On the 3rd of July 1990, an unusually long obituary appeared in The New York Times, with the title “Joseph C.R. Licklider Dies at 75; Foresaw New Uses for Computers”. A computer scientist from the Massachusetts Institute of Technology (MIT), Lick – as he was commonly referred to by his colleagues – had taken up the position of director at the Information Processing Techniques Office of the Advanced Research Projects Agency (ARPA), established under the US Department of Defense in 1958. Whilst working there, Lick had had the outrageous idea that perhaps computers, which had up until that point been used primarily to process mathematical computations, could be used as key components in a new communications system.
During the Cold War, as Russia pulled ahead in the Space Race with the successful launch of Sputnik 1, the US became increasingly concerned that the USSR’s scientific prowess would provide it with a dangerous advantage as the conflict between the two nations escalated and the threat of nuclear war mounted. In response to this threat, ARPA was established primarily to develop new technologies for military use. It became, however, a hub of academic and military collaboration that led to many important developments in computer science, for both military and commercial use. These significant breakthroughs included the development of computer graphics, parallel processing, computer flight simulation and, perhaps most importantly, the internet.
A great deal of the Agency’s work stemmed from the concern that in the event of nuclear war, Russia might be able to destroy America’s long-distance communication network, which relied on telephone lines and wires that could be physically damaged. The military therefore sought to develop a communications system that had no physical headquarters or core that could be attacked. In 1962, Lick suggested connecting computers together in a network, in such a way that there would be no need for a dedicated telephone connection between each computer and so that any terminal could communicate with another terminal, using a common computer-language protocol. Not only would this provide an alternate communications system in the event of an attack by the USSR, but it would also facilitate the sharing of information in academic circles, dramatically increasing the advancement of the US’s scientific aspirations. Such a system would enable scientists in different physical locations to work collaboratively, building on each other’s work and reducing the duplication of effort through access to each other’s data.

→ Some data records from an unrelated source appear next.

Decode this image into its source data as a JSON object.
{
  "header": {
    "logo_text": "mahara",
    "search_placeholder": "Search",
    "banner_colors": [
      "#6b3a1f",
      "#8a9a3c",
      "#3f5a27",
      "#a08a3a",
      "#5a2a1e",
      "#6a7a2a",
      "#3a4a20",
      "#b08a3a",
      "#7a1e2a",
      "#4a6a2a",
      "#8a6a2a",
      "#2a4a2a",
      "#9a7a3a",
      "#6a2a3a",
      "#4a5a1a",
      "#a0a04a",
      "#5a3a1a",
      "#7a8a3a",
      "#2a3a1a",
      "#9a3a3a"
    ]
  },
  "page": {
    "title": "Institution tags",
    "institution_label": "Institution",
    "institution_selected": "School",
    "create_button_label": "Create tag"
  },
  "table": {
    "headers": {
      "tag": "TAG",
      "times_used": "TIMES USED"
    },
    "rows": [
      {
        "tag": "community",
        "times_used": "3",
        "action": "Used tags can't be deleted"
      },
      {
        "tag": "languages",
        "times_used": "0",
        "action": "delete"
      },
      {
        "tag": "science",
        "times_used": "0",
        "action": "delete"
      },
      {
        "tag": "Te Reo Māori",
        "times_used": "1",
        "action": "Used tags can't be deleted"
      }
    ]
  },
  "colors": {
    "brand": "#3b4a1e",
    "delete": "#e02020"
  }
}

Based on Lick’s idea, an early version of the internet – known as the ARPANET – was developed in 1969. This evolved rapidly over the following twenty years, eventually becoming what we know as the internet. Lick, however, never saw the next important development in communications technology that had been facilitated by his creation as he died the same year ARPANET was replaced by the internet.